= Exercise objective =
Find every line of the records that has "this" and return it.

*** Supplied data ***

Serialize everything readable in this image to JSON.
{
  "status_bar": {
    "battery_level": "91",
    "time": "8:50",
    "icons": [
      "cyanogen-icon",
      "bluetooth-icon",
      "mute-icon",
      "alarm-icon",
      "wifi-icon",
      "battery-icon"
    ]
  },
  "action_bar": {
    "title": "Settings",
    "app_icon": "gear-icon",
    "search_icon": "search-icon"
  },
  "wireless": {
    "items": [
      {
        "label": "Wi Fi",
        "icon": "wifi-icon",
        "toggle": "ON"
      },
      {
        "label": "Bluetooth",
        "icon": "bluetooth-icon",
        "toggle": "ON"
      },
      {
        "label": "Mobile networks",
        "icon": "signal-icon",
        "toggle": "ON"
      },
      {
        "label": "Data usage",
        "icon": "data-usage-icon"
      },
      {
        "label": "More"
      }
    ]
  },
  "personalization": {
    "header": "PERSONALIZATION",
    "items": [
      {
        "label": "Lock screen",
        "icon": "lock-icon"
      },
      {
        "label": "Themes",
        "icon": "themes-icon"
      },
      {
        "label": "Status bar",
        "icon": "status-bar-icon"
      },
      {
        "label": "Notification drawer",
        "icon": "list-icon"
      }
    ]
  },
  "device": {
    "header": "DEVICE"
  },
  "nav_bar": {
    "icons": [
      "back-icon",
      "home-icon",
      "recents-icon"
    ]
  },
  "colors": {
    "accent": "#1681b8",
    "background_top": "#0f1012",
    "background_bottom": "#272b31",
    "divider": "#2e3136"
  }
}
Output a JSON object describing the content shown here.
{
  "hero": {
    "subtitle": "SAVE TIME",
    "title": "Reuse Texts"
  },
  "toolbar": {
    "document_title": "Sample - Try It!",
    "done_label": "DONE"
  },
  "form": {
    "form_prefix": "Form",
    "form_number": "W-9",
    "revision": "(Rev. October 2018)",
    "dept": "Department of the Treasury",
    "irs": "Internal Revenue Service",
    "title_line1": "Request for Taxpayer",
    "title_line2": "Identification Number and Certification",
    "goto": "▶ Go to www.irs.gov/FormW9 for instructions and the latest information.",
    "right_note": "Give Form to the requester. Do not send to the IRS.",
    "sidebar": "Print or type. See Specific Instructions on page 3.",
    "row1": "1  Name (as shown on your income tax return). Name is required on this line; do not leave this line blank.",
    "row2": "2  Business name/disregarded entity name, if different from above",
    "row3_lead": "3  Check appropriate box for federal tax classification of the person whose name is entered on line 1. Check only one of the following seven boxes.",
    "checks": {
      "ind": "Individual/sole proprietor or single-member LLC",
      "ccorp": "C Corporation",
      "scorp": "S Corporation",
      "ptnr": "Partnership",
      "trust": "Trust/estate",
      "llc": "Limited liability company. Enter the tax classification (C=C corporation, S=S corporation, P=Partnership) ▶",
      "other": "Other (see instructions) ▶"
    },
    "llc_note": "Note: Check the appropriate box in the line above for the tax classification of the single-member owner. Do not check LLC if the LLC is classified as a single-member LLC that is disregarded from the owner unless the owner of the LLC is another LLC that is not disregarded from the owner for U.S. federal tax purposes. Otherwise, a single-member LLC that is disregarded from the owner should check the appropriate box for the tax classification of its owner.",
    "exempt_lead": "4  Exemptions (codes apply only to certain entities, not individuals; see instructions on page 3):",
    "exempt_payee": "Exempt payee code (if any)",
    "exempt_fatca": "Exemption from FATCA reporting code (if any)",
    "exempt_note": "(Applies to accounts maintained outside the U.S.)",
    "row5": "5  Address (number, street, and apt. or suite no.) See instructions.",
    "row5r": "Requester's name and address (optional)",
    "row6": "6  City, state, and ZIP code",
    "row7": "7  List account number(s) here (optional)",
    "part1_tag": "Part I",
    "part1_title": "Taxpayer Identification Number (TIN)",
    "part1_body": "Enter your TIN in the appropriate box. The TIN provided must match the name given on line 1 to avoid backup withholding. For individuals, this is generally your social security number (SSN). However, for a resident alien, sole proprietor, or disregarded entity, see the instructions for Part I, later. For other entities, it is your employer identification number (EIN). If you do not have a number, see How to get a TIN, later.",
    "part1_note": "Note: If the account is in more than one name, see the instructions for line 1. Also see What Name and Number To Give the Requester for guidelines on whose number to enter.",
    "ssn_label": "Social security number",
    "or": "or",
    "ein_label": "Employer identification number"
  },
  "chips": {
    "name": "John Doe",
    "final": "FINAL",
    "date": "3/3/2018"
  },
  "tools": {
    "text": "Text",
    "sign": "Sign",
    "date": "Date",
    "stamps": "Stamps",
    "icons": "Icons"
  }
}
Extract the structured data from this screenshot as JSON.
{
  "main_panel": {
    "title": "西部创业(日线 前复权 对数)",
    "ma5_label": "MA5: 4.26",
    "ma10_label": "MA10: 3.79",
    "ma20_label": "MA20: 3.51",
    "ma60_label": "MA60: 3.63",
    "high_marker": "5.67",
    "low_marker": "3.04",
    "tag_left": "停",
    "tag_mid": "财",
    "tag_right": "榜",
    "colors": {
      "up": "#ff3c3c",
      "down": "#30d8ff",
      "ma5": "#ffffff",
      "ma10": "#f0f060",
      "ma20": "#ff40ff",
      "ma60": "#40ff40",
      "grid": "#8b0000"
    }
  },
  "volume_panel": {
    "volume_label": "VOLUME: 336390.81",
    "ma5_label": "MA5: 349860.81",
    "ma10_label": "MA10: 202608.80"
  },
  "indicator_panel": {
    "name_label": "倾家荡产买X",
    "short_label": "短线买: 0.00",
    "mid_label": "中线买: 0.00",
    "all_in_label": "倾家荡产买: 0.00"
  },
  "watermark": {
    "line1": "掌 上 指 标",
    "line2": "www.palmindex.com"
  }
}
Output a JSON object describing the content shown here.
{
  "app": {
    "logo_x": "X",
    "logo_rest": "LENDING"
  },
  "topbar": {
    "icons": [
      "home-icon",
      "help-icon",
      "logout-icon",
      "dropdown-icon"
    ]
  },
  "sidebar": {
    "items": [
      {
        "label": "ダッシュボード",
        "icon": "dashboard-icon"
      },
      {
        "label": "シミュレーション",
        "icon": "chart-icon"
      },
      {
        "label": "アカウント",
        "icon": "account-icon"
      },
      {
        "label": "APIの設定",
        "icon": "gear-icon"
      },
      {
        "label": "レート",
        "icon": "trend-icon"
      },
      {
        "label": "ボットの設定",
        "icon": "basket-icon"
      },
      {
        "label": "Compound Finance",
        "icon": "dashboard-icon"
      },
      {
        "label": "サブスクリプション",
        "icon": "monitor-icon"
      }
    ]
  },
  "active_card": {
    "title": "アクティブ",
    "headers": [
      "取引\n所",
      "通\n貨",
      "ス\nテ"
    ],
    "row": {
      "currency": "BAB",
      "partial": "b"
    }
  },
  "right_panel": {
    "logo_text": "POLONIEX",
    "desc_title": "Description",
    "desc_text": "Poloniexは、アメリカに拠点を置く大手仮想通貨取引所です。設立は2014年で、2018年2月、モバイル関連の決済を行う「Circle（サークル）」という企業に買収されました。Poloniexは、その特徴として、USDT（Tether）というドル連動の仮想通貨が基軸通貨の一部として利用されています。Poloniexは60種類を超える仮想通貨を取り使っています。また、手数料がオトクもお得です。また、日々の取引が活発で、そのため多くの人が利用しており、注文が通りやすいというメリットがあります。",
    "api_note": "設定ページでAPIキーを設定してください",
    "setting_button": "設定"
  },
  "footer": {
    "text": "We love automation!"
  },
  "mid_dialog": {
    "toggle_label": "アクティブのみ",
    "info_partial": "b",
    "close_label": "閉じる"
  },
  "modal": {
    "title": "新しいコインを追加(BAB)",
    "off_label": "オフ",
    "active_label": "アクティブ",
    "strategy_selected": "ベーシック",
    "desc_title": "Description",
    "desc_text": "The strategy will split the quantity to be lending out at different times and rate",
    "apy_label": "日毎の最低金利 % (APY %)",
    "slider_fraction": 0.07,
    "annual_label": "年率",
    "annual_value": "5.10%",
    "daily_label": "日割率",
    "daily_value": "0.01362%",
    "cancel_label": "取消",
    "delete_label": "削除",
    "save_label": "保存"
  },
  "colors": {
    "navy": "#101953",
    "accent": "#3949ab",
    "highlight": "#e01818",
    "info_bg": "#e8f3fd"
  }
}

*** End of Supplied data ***

= Exercise answer =
Serialize everything readable in this image to JSON.
    "row1": "1  Name (as shown on your income tax return). Name is required on this line; do not leave this line blank.",
    "part1_body": "Enter your TIN in the appropriate box. The TIN provided must match the name given on line 1 to avoid backup withholding. For individuals, this is generally your social security number (SSN). However, for a resident alien, sole proprietor, or disregarded entity, see the instructions for Part I, later. For other entities, it is your employer identification number (EIN). If you do not have a number, see How to get a TIN, later.",
Extract the structured data from this screenshot as JSON.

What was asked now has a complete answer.